** Opening ENTRIES SHOWN block **

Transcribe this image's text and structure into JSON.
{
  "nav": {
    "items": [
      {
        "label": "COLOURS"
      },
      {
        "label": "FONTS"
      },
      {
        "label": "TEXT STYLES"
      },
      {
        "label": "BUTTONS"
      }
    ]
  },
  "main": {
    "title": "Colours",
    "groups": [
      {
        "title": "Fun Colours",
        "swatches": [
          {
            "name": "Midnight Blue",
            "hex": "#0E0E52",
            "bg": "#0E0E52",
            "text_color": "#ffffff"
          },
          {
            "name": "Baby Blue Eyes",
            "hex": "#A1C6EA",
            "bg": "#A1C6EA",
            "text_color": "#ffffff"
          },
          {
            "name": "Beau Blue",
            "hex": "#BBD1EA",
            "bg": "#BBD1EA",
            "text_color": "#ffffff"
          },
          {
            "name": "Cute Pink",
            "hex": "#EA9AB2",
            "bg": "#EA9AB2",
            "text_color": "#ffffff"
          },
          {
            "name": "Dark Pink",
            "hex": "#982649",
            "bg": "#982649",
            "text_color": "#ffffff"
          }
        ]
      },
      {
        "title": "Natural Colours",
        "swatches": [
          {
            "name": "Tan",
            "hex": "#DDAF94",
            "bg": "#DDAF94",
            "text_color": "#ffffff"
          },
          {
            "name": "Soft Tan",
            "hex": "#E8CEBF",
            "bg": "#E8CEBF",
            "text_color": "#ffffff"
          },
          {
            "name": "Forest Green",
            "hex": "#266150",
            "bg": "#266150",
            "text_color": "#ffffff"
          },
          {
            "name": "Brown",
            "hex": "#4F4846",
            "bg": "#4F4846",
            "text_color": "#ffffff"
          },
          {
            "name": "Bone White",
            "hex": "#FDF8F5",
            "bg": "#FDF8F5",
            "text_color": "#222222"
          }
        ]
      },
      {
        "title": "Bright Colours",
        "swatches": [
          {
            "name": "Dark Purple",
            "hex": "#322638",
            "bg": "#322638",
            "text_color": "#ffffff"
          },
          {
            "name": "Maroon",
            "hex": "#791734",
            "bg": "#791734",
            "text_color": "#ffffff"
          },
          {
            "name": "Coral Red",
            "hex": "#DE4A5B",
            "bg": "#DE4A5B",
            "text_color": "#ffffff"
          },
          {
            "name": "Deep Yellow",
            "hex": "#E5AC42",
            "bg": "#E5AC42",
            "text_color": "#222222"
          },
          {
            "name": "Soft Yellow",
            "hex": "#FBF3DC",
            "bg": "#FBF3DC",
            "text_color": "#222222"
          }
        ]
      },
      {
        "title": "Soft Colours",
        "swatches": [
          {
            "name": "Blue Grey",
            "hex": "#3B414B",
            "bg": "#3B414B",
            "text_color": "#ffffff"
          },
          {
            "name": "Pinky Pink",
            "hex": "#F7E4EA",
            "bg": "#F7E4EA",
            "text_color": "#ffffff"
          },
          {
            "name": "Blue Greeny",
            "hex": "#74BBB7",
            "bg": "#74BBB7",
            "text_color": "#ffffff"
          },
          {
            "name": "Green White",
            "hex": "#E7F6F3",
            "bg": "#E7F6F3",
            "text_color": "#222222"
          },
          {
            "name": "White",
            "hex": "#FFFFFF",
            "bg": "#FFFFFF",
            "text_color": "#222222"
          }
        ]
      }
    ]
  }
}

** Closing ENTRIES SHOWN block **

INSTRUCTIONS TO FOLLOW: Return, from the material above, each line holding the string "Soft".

RESULT OF THE TASK:
            "name": "Soft Tan",
            "name": "Soft Yellow",
        "title": "Soft Colours",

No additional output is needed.